Time spent with Dye and Terry Bowden was important in developing his own recruiting philosophy. It begins with his widespread contacts. Dell knows high school coaches all over the country and they respect him, his work ethic and his integrity. They know kids will be in good hands if they choose Georgia.
Finding out as much as possible with a high school prospect is given the highest priority with Dell, who makes it his business to find out who influences the prospect, who he listens to most often and who he seeks for advice.
Further, it is important to learn about the prospect’s work ethic, his character and his attitude about his academic status. Dell maintains rapport with kids when he signs them, even when he is not their position coach.
To learn about a kid as an athlete, he places high emphasis on videotape study. He reviews tape at his home office, even on the phone when he is on an airplane.
With an ability to relate to any kid, regardless of his background, Dell recruits the parents, too.
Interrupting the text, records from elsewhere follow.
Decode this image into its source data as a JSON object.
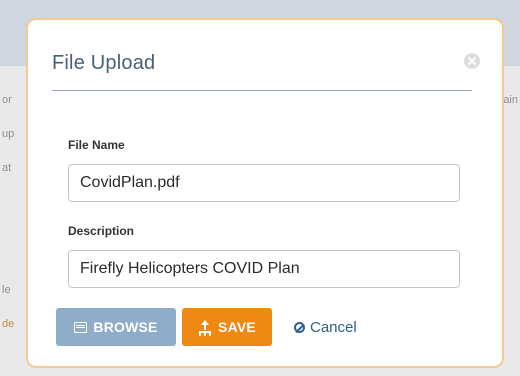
{
  "background": {
    "fragments_left": [
      "or",
      "up",
      "at",
      "le",
      "de"
    ],
    "fragments_right": [
      "ain"
    ]
  },
  "dialog": {
    "title": "File Upload",
    "file_name_label": "File Name",
    "file_name_value": "CovidPlan.pdf",
    "description_label": "Description",
    "description_value": "Firefly Helicopters COVID Plan",
    "browse_label": "BROWSE",
    "save_label": "SAVE",
    "cancel_label": "Cancel"
  },
  "colors": {
    "browse": "#8facc8",
    "save": "#ee8a14",
    "cancel_link": "#2f5f8f",
    "modal_border": "#f5c98f"
  }
}
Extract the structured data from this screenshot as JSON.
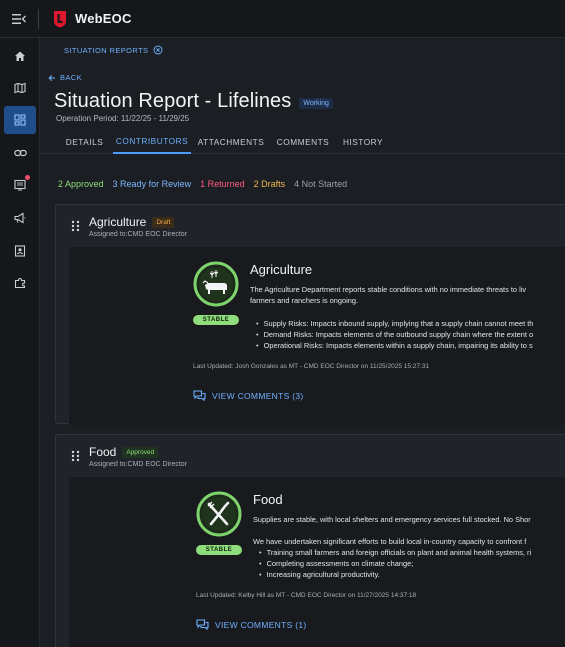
{
  "app": {
    "title": "WebEOC"
  },
  "sidebar": {
    "items": [
      {
        "name": "home"
      },
      {
        "name": "map"
      },
      {
        "name": "dashboard"
      },
      {
        "name": "link"
      },
      {
        "name": "board"
      },
      {
        "name": "announcements"
      },
      {
        "name": "contacts"
      },
      {
        "name": "plugins"
      }
    ]
  },
  "breadcrumb": {
    "label": "SITUATION REPORTS"
  },
  "back": {
    "label": "BACK"
  },
  "page": {
    "title": "Situation Report - Lifelines",
    "status_badge": "Working",
    "operation_period": "Operation Period: 11/22/25 - 11/29/25"
  },
  "tabs": [
    "DETAILS",
    "CONTRIBUTORS",
    "ATTACHMENTS",
    "COMMENTS",
    "HISTORY"
  ],
  "active_tab": "CONTRIBUTORS",
  "status_summary": {
    "approved": "2 Approved",
    "ready": "3 Ready for Review",
    "returned": "1 Returned",
    "drafts": "2 Drafts",
    "not_started": "4 Not Started"
  },
  "colors": {
    "accent": "#4f9cff",
    "approved": "#8fdc7a",
    "returned": "#ff5d7e",
    "drafts": "#f2b84b",
    "stable": "#8fdc7a"
  },
  "cards": [
    {
      "title": "Agriculture",
      "badge": "Draft",
      "assigned": "Assigned to:CMD EOC Director",
      "icon": "cow-wheat-icon",
      "status": "STABLE",
      "sector_title": "Agriculture",
      "summary_lines": [
        "The Agriculture Department reports stable conditions with no immediate threats to liv",
        "farmers and ranchers is ongoing."
      ],
      "bullets": [
        "Supply Risks: Impacts inbound supply, implying that a supply chain cannot meet th",
        "Demand Risks: Impacts elements of the outbound supply chain where the extent o",
        "Operational Risks: Impacts elements within a supply chain, impairing its ability to s"
      ],
      "last_updated": "Last Updated: Josh Gonzales as MT - CMD EOC Director on 11/25/2025 15:27:31",
      "view_comments": "VIEW COMMENTS (3)"
    },
    {
      "title": "Food",
      "badge": "Approved",
      "assigned": "Assigned to:CMD EOC Director",
      "icon": "fork-knife-icon",
      "status": "STABLE",
      "sector_title": "Food",
      "summary_lines": [
        "Supplies are stable, with local shelters and emergency services full stocked. No Shor",
        "",
        "We have undertaken significant efforts to build local in-country capacity to confront f"
      ],
      "bullets": [
        "Training small farmers and foreign officials on plant and animal health systems, ri",
        "Completing assessments on climate change;",
        "Increasing agricultural productivity."
      ],
      "last_updated": "Last Updated: Kelby Hill as MT - CMD EOC Director on 11/27/2025 14:37:18",
      "view_comments": "VIEW COMMENTS (1)"
    }
  ]
}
He wants them to know their son’s best interest is of paramount concern for him as their coach.
“It is pretty simple,” he says. “When a parent gives me their son, I want to return him as a man.”